Can you write out the whole listing exactly?

....

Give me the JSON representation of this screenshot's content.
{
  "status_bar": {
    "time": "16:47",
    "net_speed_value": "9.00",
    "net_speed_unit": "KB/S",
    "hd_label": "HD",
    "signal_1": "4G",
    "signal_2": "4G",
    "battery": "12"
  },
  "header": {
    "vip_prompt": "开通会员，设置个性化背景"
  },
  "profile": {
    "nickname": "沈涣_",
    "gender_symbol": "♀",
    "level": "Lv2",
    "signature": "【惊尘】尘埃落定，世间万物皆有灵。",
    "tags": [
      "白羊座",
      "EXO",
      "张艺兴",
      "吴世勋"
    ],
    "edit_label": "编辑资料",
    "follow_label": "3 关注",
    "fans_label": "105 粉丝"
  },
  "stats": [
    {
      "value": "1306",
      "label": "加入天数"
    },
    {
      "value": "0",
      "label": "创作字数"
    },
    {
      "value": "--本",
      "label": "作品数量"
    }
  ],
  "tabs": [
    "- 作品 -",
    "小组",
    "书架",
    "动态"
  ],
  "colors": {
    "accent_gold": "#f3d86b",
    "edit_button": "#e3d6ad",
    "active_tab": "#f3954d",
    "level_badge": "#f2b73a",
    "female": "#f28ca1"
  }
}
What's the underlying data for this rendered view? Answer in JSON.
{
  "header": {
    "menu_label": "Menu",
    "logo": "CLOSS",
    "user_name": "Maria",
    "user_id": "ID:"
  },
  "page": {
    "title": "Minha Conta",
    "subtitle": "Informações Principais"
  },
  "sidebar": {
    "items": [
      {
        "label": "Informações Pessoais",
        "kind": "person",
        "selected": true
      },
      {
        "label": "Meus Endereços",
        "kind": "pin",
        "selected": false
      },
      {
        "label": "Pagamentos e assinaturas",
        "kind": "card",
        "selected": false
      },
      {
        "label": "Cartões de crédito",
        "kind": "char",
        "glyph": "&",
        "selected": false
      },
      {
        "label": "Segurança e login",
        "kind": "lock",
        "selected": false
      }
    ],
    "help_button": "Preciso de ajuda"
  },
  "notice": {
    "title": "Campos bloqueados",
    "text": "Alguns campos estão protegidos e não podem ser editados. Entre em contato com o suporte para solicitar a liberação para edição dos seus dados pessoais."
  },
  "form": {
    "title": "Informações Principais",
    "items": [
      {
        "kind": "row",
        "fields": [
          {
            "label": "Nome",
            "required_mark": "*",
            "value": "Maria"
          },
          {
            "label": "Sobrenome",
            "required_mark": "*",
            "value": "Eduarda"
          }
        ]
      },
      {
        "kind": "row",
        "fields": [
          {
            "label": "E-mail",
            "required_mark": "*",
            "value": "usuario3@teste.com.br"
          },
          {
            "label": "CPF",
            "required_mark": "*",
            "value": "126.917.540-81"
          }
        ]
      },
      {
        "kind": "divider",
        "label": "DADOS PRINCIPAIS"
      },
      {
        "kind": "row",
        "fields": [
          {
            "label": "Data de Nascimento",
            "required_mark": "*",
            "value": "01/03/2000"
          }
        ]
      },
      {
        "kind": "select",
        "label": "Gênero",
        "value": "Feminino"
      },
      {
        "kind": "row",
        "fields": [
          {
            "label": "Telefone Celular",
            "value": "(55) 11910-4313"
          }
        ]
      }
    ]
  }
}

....

■ Result for this task:
Give me the JSON representation of this screenshot's content.
{
  "status_bar": {
    "time": "16:47",
    "net_speed_value": "9.00",
    "net_speed_unit": "KB/S",
    "hd_label": "HD",
    "signal_1": "4G",
    "signal_2": "4G",
    "battery": "12"
  },
  "header": {
    "vip_prompt": "开通会员，设置个性化背景"
  },
  "profile": {
    "nickname": "沈涣_",
    "gender_symbol": "♀",
    "level": "Lv2",
    "signature": "【惊尘】尘埃落定，世间万物皆有灵。",
    "tags": [
      "白羊座",
      "EXO",
      "张艺兴",
      "吴世勋"
    ],
    "edit_label": "编辑资料",
    "follow_label": "3 关注",
    "fans_label": "105 粉丝"
  },
  "stats": [
    {
      "value": "1306",
      "label": "加入天数"
    },
    {
      "value": "0",
      "label": "创作字数"
    },
    {
      "value": "--本",
      "label": "作品数量"
    }
  ],
  "tabs": [
    "- 作品 -",
    "小组",
    "书架",
    "动态"
  ],
  "colors": {
    "accent_gold": "#f3d86b",
    "edit_button": "#e3d6ad",
    "active_tab": "#f3954d",
    "level_badge": "#f2b73a",
    "female": "#f28ca1"
  }
}
What's the underlying data for this rendered view? Answer in JSON.
{
  "header": {
    "menu_label": "Menu",
    "logo": "CLOSS",
    "user_name": "Maria",
    "user_id": "ID:"
  },
  "page": {
    "title": "Minha Conta",
    "subtitle": "Informações Principais"
  },
  "sidebar": {
    "items": [
      {
        "label": "Informações Pessoais",
        "kind": "person",
        "selected": true
      },
      {
        "label": "Meus Endereços",
        "kind": "pin",
        "selected": false
      },
      {
        "label": "Pagamentos e assinaturas",
        "kind": "card",
        "selected": false
      },
      {
        "label": "Cartões de crédito",
        "kind": "char",
        "glyph": "&",
        "selected": false
      },
      {
        "label": "Segurança e login",
        "kind": "lock",
        "selected": false
      }
    ],
    "help_button": "Preciso de ajuda"
  },
  "notice": {
    "title": "Campos bloqueados",
    "text": "Alguns campos estão protegidos e não podem ser editados. Entre em contato com o suporte para solicitar a liberação para edição dos seus dados pessoais."
  },
  "form": {
    "title": "Informações Principais",
    "items": [
      {
        "kind": "row",
        "fields": [
          {
            "label": "Nome",
            "required_mark": "*",
            "value": "Maria"
          },
          {
            "label": "Sobrenome",
            "required_mark": "*",
            "value": "Eduarda"
          }
        ]
      },
      {
        "kind": "row",
        "fields": [
          {
            "label": "E-mail",
            "required_mark": "*",
            "value": "usuario3@teste.com.br"
          },
          {
            "label": "CPF",
            "required_mark": "*",
            "value": "126.917.540-81"
          }
        ]
      },
      {
        "kind": "divider",
        "label": "DADOS PRINCIPAIS"
      },
      {
        "kind": "row",
        "fields": [
          {
            "label": "Data de Nascimento",
            "required_mark": "*",
            "value": "01/03/2000"
          }
        ]
      },
      {
        "kind": "select",
        "label": "Gênero",
        "value": "Feminino"
      },
      {
        "kind": "row",
        "fields": [
          {
            "label": "Telefone Celular",
            "value": "(55) 11910-4313"
          }
        ]
      }
    ]
  }
}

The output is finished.